▶ Goal of the exercise
Return all the entries exactly, keeping pictures out.

(Page and application data records)

····················

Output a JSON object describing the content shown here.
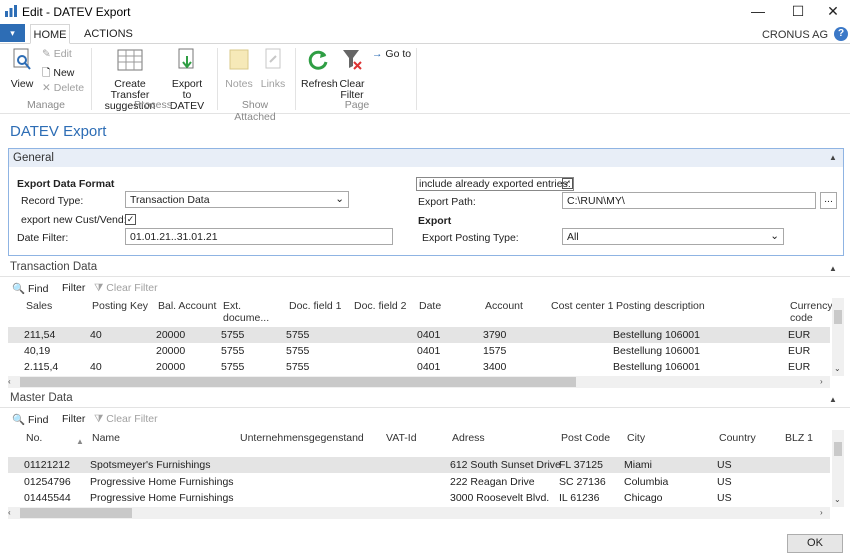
{
  "window": {
    "title": "Edit - DATEV Export",
    "minimize": "—",
    "maximize": "☐",
    "close": "✕"
  },
  "menu": {
    "arrow": "▾",
    "tabs": [
      "HOME",
      "ACTIONS"
    ],
    "company": "CRONUS AG",
    "help": "?"
  },
  "ribbon": {
    "manage": {
      "view": "View",
      "edit": "Edit",
      "new": "New",
      "delete": "Delete",
      "group": "Manage"
    },
    "process": {
      "create_line1": "Create Transfer",
      "create_line2": "suggestion",
      "export_line1": "Export to",
      "export_line2": "DATEV",
      "group": "Process"
    },
    "attached": {
      "notes": "Notes",
      "links": "Links",
      "group": "Show Attached"
    },
    "page": {
      "refresh": "Refresh",
      "clear_line1": "Clear",
      "clear_line2": "Filter",
      "goto": "Go to",
      "group": "Page"
    }
  },
  "page_title": "DATEV Export",
  "general": {
    "title": "General",
    "export_data_format": "Export Data Format",
    "record_type_label": "Record Type:",
    "record_type_value": "Transaction Data",
    "export_new_label": "export new Cust/Vend:",
    "date_filter_label": "Date Filter:",
    "date_filter_value": "01.01.21..31.01.21",
    "include_label": "include already exported entries:",
    "export_path_label": "Export Path:",
    "export_path_value": "C:\\RUN\\MY\\",
    "export_path_btn": "...",
    "export_heading": "Export",
    "posting_type_label": "Export Posting Type:",
    "posting_type_value": "All"
  },
  "transaction": {
    "title": "Transaction Data",
    "toolbar": {
      "find": "Find",
      "filter": "Filter",
      "clear_filter": "Clear Filter"
    },
    "columns": [
      "Sales",
      "Posting Key",
      "Bal. Account",
      "Ext. docume...",
      "Doc. field 1",
      "Doc. field 2",
      "Date",
      "Account",
      "Cost center 1",
      "Posting description",
      "Currency code"
    ],
    "rows": [
      [
        "211,54",
        "40",
        "20000",
        "5755",
        "5755",
        "",
        "0401",
        "3790",
        "",
        "Bestellung 106001",
        "EUR"
      ],
      [
        "40,19",
        "",
        "20000",
        "5755",
        "5755",
        "",
        "0401",
        "1575",
        "",
        "Bestellung 106001",
        "EUR"
      ],
      [
        "2.115,4",
        "40",
        "20000",
        "5755",
        "5755",
        "",
        "0401",
        "3400",
        "",
        "Bestellung 106001",
        "EUR"
      ]
    ]
  },
  "master": {
    "title": "Master Data",
    "toolbar": {
      "find": "Find",
      "filter": "Filter",
      "clear_filter": "Clear Filter"
    },
    "columns": [
      "No.",
      "Name",
      "Unternehmensgegenstand",
      "VAT-Id",
      "Adress",
      "Post Code",
      "City",
      "Country",
      "BLZ 1"
    ],
    "rows": [
      [
        "01121212",
        "Spotsmeyer's Furnishings",
        "",
        "",
        "612 South Sunset Drive",
        "FL 37125",
        "Miami",
        "US",
        ""
      ],
      [
        "01254796",
        "Progressive Home Furnishings",
        "",
        "",
        "222 Reagan Drive",
        "SC 27136",
        "Columbia",
        "US",
        ""
      ],
      [
        "01445544",
        "Progressive Home Furnishings",
        "",
        "",
        "3000 Roosevelt Blvd.",
        "IL 61236",
        "Chicago",
        "US",
        ""
      ]
    ]
  },
  "ok": "OK",
  "colors": {
    "accent": "#2d6db5",
    "selected_row": "#e4e4e4"
  }
}
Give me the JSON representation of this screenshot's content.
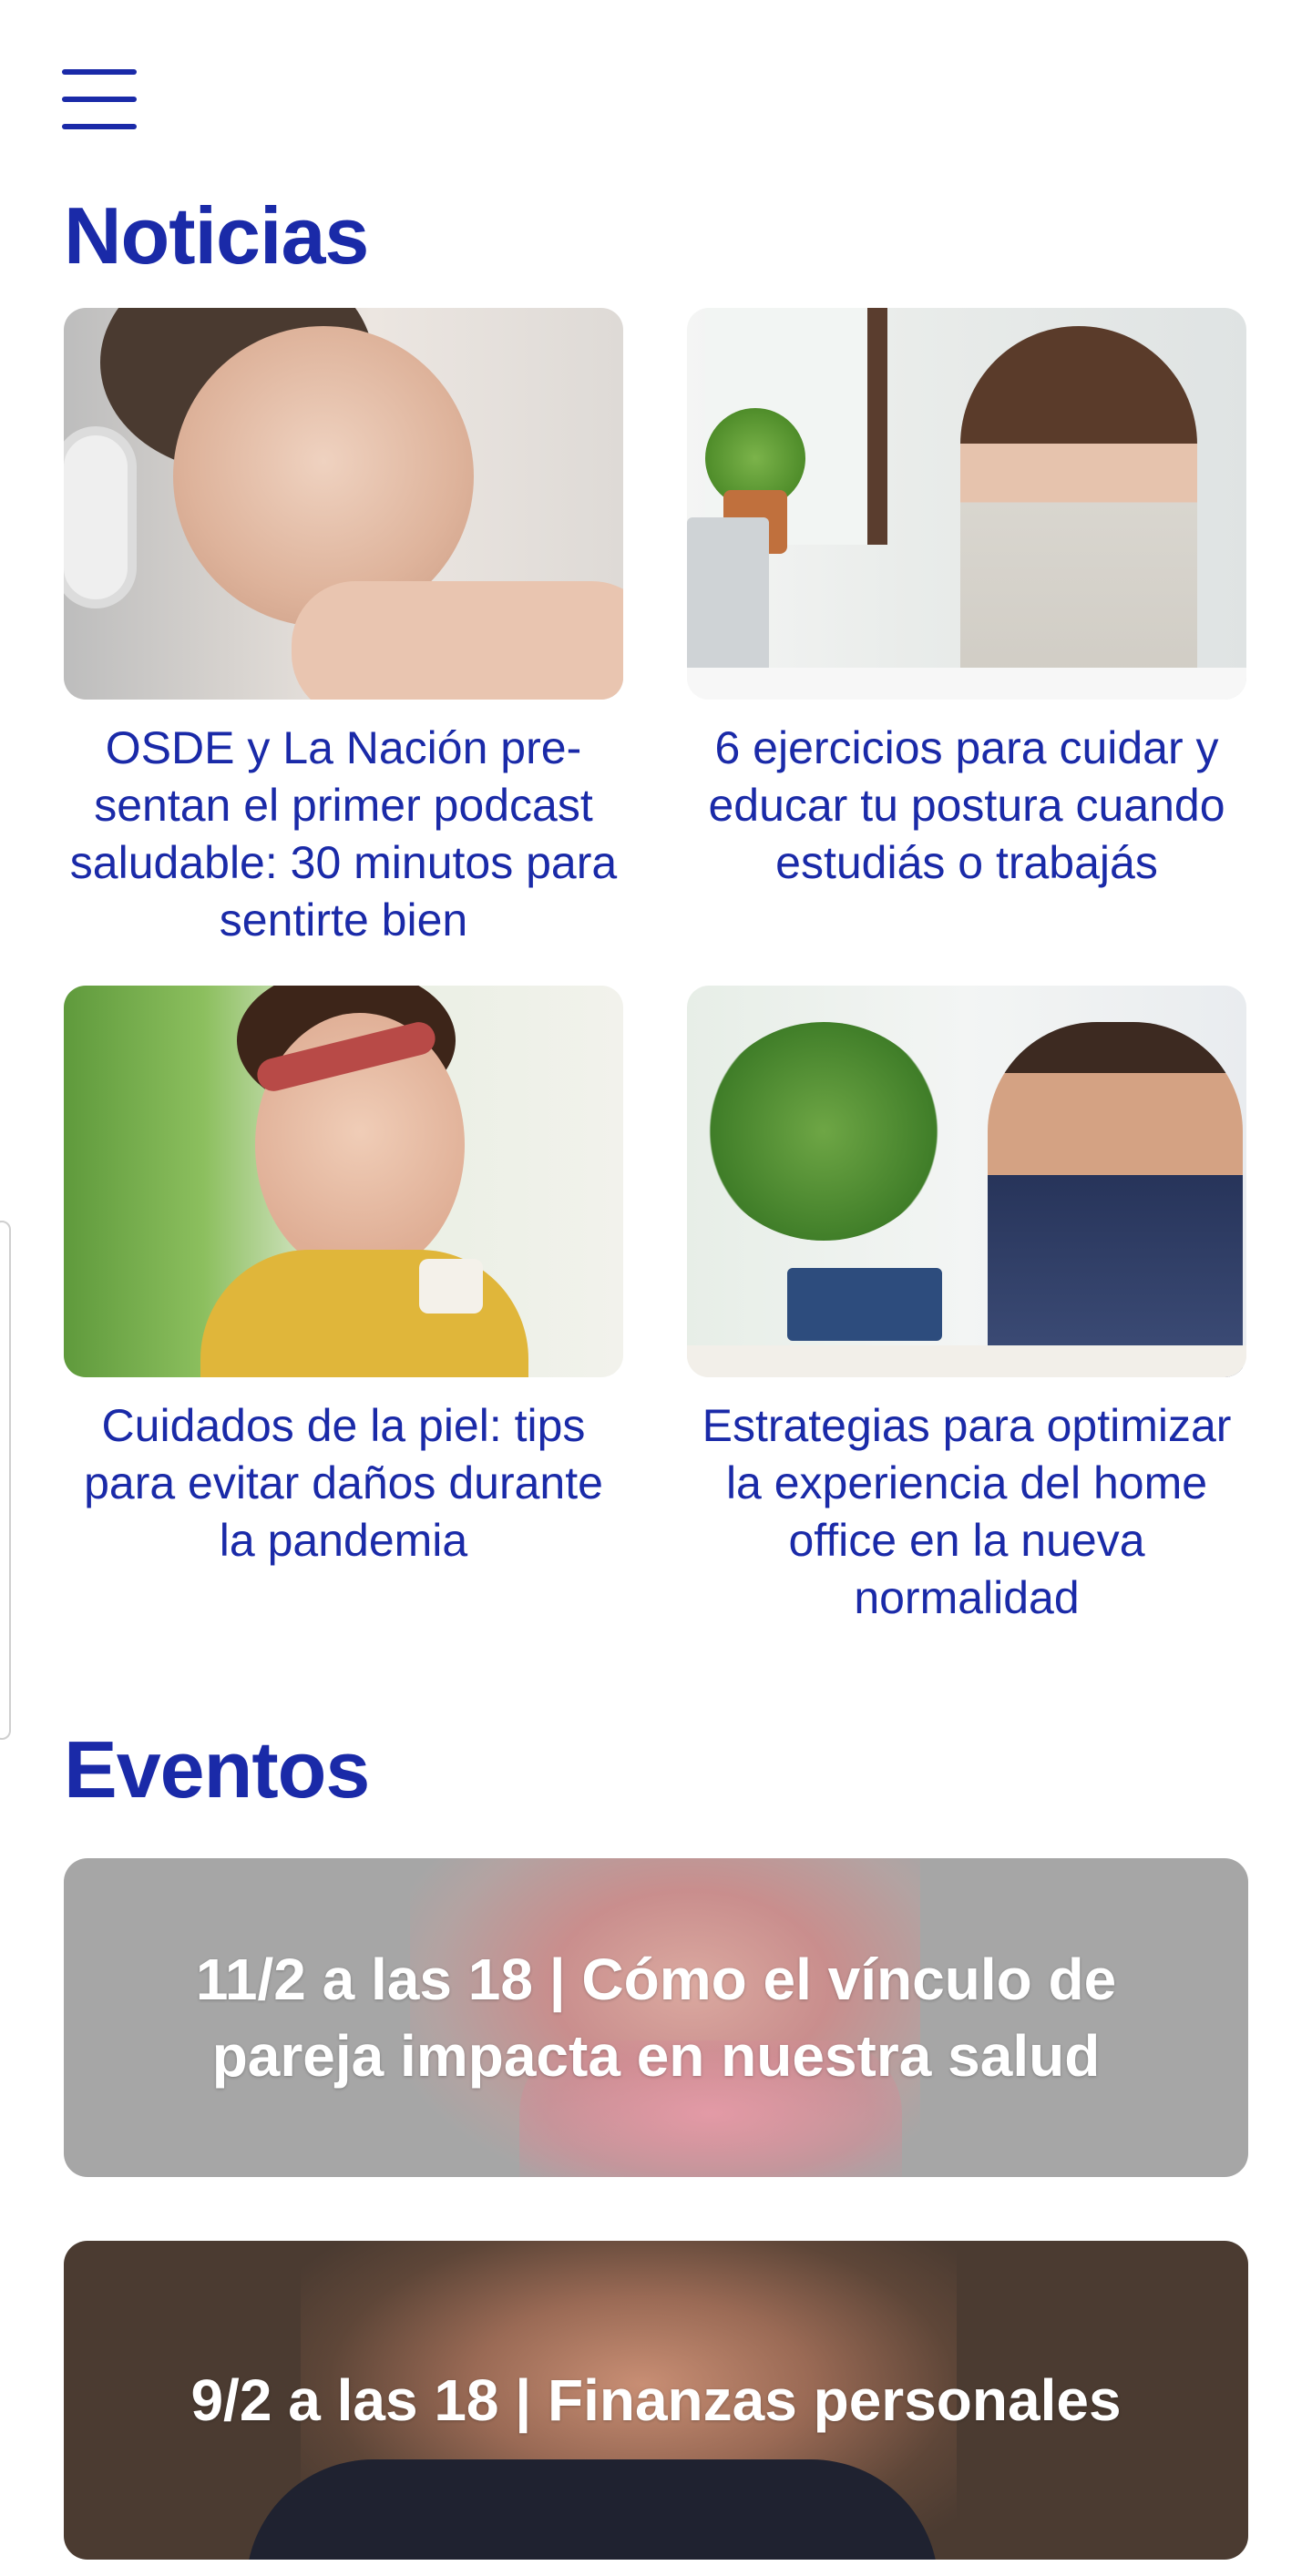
{
  "menu": {
    "icon": "hamburger-menu-icon"
  },
  "news": {
    "title": "Noticias",
    "items": [
      {
        "text": "OSDE y La Nación pre-sentan el primer podcast saludable: 30 minutos para sentirte bien"
      },
      {
        "text": "6 ejercicios para cuidar y educar tu postura cuando estudiás o trabajás"
      },
      {
        "text": "Cuidados de la piel: tips para evitar daños durante la pandemia"
      },
      {
        "text": "Estrategias para optimizar la experiencia del home office en la nueva normalidad"
      }
    ]
  },
  "events": {
    "title": "Eventos",
    "items": [
      {
        "text": "11/2 a las 18 | Cómo el vínculo de pareja impacta en nuestra salud"
      },
      {
        "text": "9/2 a las 18 | Finanzas personales"
      }
    ]
  },
  "colors": {
    "accent": "#1a2aa8",
    "background": "#ffffff",
    "event_1_bg": "#a6a6a6",
    "event_2_bg": "#4b3b31"
  }
}
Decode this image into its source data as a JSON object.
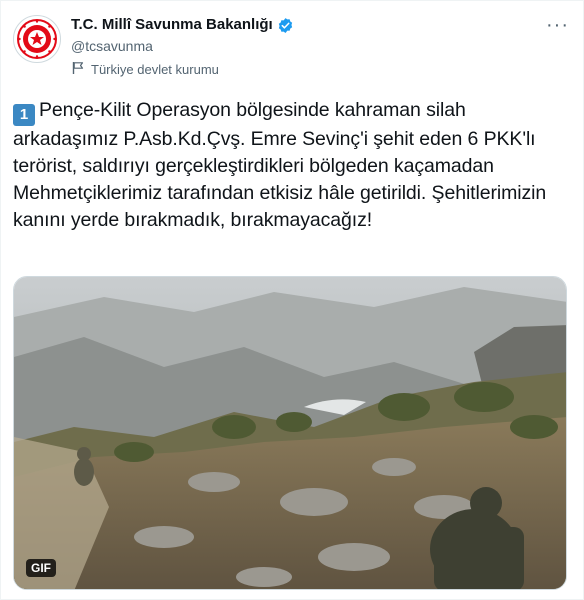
{
  "account": {
    "display_name": "T.C. Millî Savunma Bakanlığı",
    "handle": "@tcsavunma",
    "label": "Türkiye devlet kurumu",
    "verified": true
  },
  "menu": {
    "more_label": "···"
  },
  "tweet": {
    "keycap": "1",
    "text": "Pençe-Kilit Operasyon bölgesinde kahraman silah arkadaşımız P.Asb.Kd.Çvş. Emre Sevinç'i şehit eden 6 PKK'lı terörist, saldırıyı gerçekleştirdikleri bölgeden kaçamadan Mehmetçiklerimiz tarafından etkisiz hâle getirildi. Şehitlerimizin kanını yerde bırakmadık, bırakmayacağız!"
  },
  "media": {
    "type": "gif",
    "badge": "GIF"
  },
  "colors": {
    "verified_blue": "#1d9bf0",
    "keycap_blue": "#3b88c3",
    "text": "#0f1419",
    "muted": "#536471",
    "emblem_red": "#e30a17"
  },
  "icons": {
    "avatar": "ministry-emblem-icon",
    "verified": "verified-badge-icon",
    "label": "flag-icon",
    "more": "more-icon"
  }
}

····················

▶ Output below
Output a JSON object describing the content shown here.
{
  "window": {
    "title": "Edit - DATEV Export",
    "minimize": "—",
    "maximize": "☐",
    "close": "✕"
  },
  "menu": {
    "arrow": "▾",
    "tabs": [
      "HOME",
      "ACTIONS"
    ],
    "company": "CRONUS AG",
    "help": "?"
  },
  "ribbon": {
    "manage": {
      "view": "View",
      "edit": "Edit",
      "new": "New",
      "delete": "Delete",
      "group": "Manage"
    },
    "process": {
      "create_line1": "Create Transfer",
      "create_line2": "suggestion",
      "export_line1": "Export to",
      "export_line2": "DATEV",
      "group": "Process"
    },
    "attached": {
      "notes": "Notes",
      "links": "Links",
      "group": "Show Attached"
    },
    "page": {
      "refresh": "Refresh",
      "clear_line1": "Clear",
      "clear_line2": "Filter",
      "goto": "Go to",
      "group": "Page"
    }
  },
  "page_title": "DATEV Export",
  "general": {
    "title": "General",
    "export_data_format": "Export Data Format",
    "record_type_label": "Record Type:",
    "record_type_value": "Transaction Data",
    "export_new_label": "export new Cust/Vend:",
    "date_filter_label": "Date Filter:",
    "date_filter_value": "01.01.21..31.01.21",
    "include_label": "include already exported entries:",
    "export_path_label": "Export Path:",
    "export_path_value": "C:\\RUN\\MY\\",
    "export_path_btn": "...",
    "export_heading": "Export",
    "posting_type_label": "Export Posting Type:",
    "posting_type_value": "All"
  },
  "transaction": {
    "title": "Transaction Data",
    "toolbar": {
      "find": "Find",
      "filter": "Filter",
      "clear_filter": "Clear Filter"
    },
    "columns": [
      "Sales",
      "Posting Key",
      "Bal. Account",
      "Ext. docume...",
      "Doc. field 1",
      "Doc. field 2",
      "Date",
      "Account",
      "Cost center 1",
      "Posting description",
      "Currency code"
    ],
    "rows": [
      [
        "211,54",
        "40",
        "20000",
        "5755",
        "5755",
        "",
        "0401",
        "3790",
        "",
        "Bestellung 106001",
        "EUR"
      ],
      [
        "40,19",
        "",
        "20000",
        "5755",
        "5755",
        "",
        "0401",
        "1575",
        "",
        "Bestellung 106001",
        "EUR"
      ],
      [
        "2.115,4",
        "40",
        "20000",
        "5755",
        "5755",
        "",
        "0401",
        "3400",
        "",
        "Bestellung 106001",
        "EUR"
      ]
    ]
  },
  "master": {
    "title": "Master Data",
    "toolbar": {
      "find": "Find",
      "filter": "Filter",
      "clear_filter": "Clear Filter"
    },
    "columns": [
      "No.",
      "Name",
      "Unternehmensgegenstand",
      "VAT-Id",
      "Adress",
      "Post Code",
      "City",
      "Country",
      "BLZ 1"
    ],
    "rows": [
      [
        "01121212",
        "Spotsmeyer's Furnishings",
        "",
        "",
        "612 South Sunset Drive",
        "FL 37125",
        "Miami",
        "US",
        ""
      ],
      [
        "01254796",
        "Progressive Home Furnishings",
        "",
        "",
        "222 Reagan Drive",
        "SC 27136",
        "Columbia",
        "US",
        ""
      ],
      [
        "01445544",
        "Progressive Home Furnishings",
        "",
        "",
        "3000 Roosevelt Blvd.",
        "IL 61236",
        "Chicago",
        "US",
        ""
      ]
    ]
  },
  "ok": "OK",
  "colors": {
    "accent": "#2d6db5",
    "selected_row": "#e4e4e4"
  }
}
Give me the JSON representation of this screenshot's content.
{
  "menu": {
    "icon": "hamburger-menu-icon"
  },
  "news": {
    "title": "Noticias",
    "items": [
      {
        "text": "OSDE y La Nación pre-sentan el primer podcast saludable: 30 minutos para sentirte bien"
      },
      {
        "text": "6 ejercicios para cuidar y educar tu postura cuando estudiás o trabajás"
      },
      {
        "text": "Cuidados de la piel: tips para evitar daños durante la pandemia"
      },
      {
        "text": "Estrategias para optimizar la experiencia del home office en la nueva normalidad"
      }
    ]
  },
  "events": {
    "title": "Eventos",
    "items": [
      {
        "text": "11/2 a las 18 | Cómo el vínculo de pareja impacta en nuestra salud"
      },
      {
        "text": "9/2 a las 18 | Finanzas personales"
      }
    ]
  },
  "colors": {
    "accent": "#1a2aa8",
    "background": "#ffffff",
    "event_1_bg": "#a6a6a6",
    "event_2_bg": "#4b3b31"
  }
}
Decode this image into its source data as a JSON object.
{
  "account": {
    "display_name": "T.C. Millî Savunma Bakanlığı",
    "handle": "@tcsavunma",
    "label": "Türkiye devlet kurumu",
    "verified": true
  },
  "menu": {
    "more_label": "···"
  },
  "tweet": {
    "keycap": "1",
    "text": "Pençe-Kilit Operasyon bölgesinde kahraman silah arkadaşımız P.Asb.Kd.Çvş. Emre Sevinç'i şehit eden 6 PKK'lı terörist, saldırıyı gerçekleştirdikleri bölgeden kaçamadan Mehmetçiklerimiz tarafından etkisiz hâle getirildi. Şehitlerimizin kanını yerde bırakmadık, bırakmayacağız!"
  },
  "media": {
    "type": "gif",
    "badge": "GIF"
  },
  "colors": {
    "verified_blue": "#1d9bf0",
    "keycap_blue": "#3b88c3",
    "text": "#0f1419",
    "muted": "#536471",
    "emblem_red": "#e30a17"
  },
  "icons": {
    "avatar": "ministry-emblem-icon",
    "verified": "verified-badge-icon",
    "label": "flag-icon",
    "more": "more-icon"
  }
}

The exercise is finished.